A few months ago, Anne surprised me with a package that contained a beautiful cowl she knitted while channeling the cold Pungo River breezes, and two novels written by author Andra Watkins. Without giving away any secrets, Anne knew I would love Andra’s novels, based on our shared fascination with Theodosia Burr Alston, Vice President Aaron Burr’s less-infamous daughter, whose death remains a North Carolina legend, as unsettled as the fate of the Lost Colony.

I had just started reading Andra’s second book when out of the blue, I received an email from Andra Watkins herself.  Anne Becker had suggested she contact me about hosting an author’s night at our bed and breakfast.

At first, I was like – What? We can’t afford to host a New York Times best-selling author! I almost responded, politely of course, without opening her proposal. But I loved Andra’s books, so I couldn’t resist.  I opened the document, and my concerns amplified — What? We can’t accommodate 100 people! But then I thought about the flotsam-or-jetsam Wilkinson plates and how that one book connected me to Anne, and how one book connected Anne to Andra, and Andra to me. The river takes, the river gives. It’s my turn to keep it flowing.

Sponsored by Between Water & Main Bed & Breakfast, Andra Watkins will be coming to Belhaven’s Wilkinson Center, 144 W. Main St., Sun., Feb. 11, 2018, 3-4 p.m., to present “I Walked 444 Miles to Make a Memory,” a hilarious, motivational program about her New York Times best-selling memoir “Not Without My Father.” Book sales and signing to follow. Tickets are $10 and can be reserved by calling 252-943-0367.

 

Love, Mom

 

Today he turns 30. The child who made me a mother.

4:50 a.m. was the defining moment. Just like that, I went from Gail to Kyle’s mom. Later I would be Alex’s mom and Drew’s mom. But this date, hour and minute was my crowning. No matter the titles I earned during my professional career, this is the only one that makes my heart sing.

262,800 hours of on-the-job training, yet I am no expert. It’s impossible. Just when I thought I had it down, the game changed. And it hasn’t stopped changing.

Happy Birthday to the child who proved that McDonald’s food really can bring on labor. Gave new meaning to Labor Day weekend and made Sept. 3 my official Mother’s Day.

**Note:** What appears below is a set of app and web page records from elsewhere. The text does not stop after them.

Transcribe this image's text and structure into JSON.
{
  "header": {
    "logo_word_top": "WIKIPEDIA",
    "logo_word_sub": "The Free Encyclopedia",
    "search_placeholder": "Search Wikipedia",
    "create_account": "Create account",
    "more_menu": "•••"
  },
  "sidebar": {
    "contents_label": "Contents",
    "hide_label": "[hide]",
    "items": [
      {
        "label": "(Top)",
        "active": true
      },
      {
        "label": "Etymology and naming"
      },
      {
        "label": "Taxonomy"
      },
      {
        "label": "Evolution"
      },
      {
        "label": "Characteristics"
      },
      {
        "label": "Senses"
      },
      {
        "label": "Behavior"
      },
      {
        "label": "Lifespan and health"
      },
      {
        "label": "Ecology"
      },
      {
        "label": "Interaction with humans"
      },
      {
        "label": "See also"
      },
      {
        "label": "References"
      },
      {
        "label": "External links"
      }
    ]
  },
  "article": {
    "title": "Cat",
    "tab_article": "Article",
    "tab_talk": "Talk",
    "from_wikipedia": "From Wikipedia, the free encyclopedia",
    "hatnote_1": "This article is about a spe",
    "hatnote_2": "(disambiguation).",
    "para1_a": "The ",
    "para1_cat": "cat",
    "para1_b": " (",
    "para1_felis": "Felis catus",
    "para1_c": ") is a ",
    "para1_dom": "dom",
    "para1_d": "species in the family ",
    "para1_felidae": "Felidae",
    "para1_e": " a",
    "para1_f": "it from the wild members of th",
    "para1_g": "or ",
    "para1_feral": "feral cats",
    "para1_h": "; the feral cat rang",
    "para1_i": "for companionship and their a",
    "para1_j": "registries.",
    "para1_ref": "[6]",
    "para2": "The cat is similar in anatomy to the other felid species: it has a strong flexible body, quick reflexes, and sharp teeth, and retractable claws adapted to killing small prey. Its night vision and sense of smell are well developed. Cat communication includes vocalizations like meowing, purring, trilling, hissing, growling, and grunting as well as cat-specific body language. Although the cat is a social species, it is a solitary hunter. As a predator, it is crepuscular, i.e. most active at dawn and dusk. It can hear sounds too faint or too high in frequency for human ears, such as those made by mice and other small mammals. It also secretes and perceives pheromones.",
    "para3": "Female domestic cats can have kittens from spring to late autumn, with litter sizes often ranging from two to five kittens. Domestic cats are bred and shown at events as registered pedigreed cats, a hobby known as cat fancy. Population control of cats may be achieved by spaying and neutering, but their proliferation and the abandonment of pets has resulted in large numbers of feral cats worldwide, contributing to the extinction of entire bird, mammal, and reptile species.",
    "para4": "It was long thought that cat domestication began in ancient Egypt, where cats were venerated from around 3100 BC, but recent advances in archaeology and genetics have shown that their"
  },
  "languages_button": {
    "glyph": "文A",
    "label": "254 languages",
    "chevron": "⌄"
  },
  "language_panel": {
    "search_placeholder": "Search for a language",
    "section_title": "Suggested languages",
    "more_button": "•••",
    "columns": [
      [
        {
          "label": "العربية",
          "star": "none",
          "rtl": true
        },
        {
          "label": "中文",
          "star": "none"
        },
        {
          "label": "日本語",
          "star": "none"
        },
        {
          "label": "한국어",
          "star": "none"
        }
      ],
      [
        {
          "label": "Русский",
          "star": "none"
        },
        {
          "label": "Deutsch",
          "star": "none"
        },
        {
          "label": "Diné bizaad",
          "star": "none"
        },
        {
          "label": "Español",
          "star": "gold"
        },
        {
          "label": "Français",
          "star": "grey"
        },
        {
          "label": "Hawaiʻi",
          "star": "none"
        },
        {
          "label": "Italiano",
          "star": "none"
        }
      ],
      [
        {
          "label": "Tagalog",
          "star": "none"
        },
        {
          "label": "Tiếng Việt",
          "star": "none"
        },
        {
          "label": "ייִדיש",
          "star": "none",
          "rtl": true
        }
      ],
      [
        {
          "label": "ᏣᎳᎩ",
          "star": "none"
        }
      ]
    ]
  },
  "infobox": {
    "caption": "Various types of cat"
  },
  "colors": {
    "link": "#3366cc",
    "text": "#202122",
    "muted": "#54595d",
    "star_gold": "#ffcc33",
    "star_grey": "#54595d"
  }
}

A thirtieth birthday warrants a trip to the attic to sort through the baby books and memory box. Among the letters to Santa, report cards, early art projects, achievement ribbons and class photos, there are pages of stories. A journal of things I didn’t want to forget. Minutiae, mostly.

I wanted to remember how you always began sentences with, “I have a good idea.” And “probably” was your favorite response to questions. You were the ultimate polite kid, always saying “thank you” when your friends followed your commands in Simon Says.  One night I had told you that I was going out for the evening and that I would give you a goodnight kiss when I came back. “Okay,” said your three-year-old self to his very pregnant mother. “When I fall sleep, I’ll be turned the right way so you won’t have to bend.” And you were.

Happy Birthday to the child who was born to serve. Who looked after your brothers beyond all rationale expectation, earning the not-always-complimentary moniker of “third parent.” There was the time you went to the New Jersey Shore with a friend’s family and selflessly spent your allowance on souvenirs for your brothers, who weren’t lucky enough to spend the day at the beach. And the time we took the train from New Jersey to Chicago, and you patiently spent hours teaching your youngest brother how to tie his shoe laces.  And the time …

Neighborhood baby-sitter, life guard, volunteer firefighter and Emergency Medical Technician. Your roles and responsibilities changed as you grew beyond the world of family and friends and into the community, but your sense of purpose never wavered.

“Would you be upset if I didn’t go to my college graduation ceremony?” asked your teenaged self, who had already passed up senior year of high school for a bridging year at college. You went to Europe instead. Then in your 20s, after a few years of corporate life, you announced you were enrolling in police academy. You didn’t skip that graduation.

Happy Birthday to the man, soon to be a husband, who kick-started my motherhood clock, knocking me head-over-heels into the boundary-less infinity that is love.

May all your dreams come true.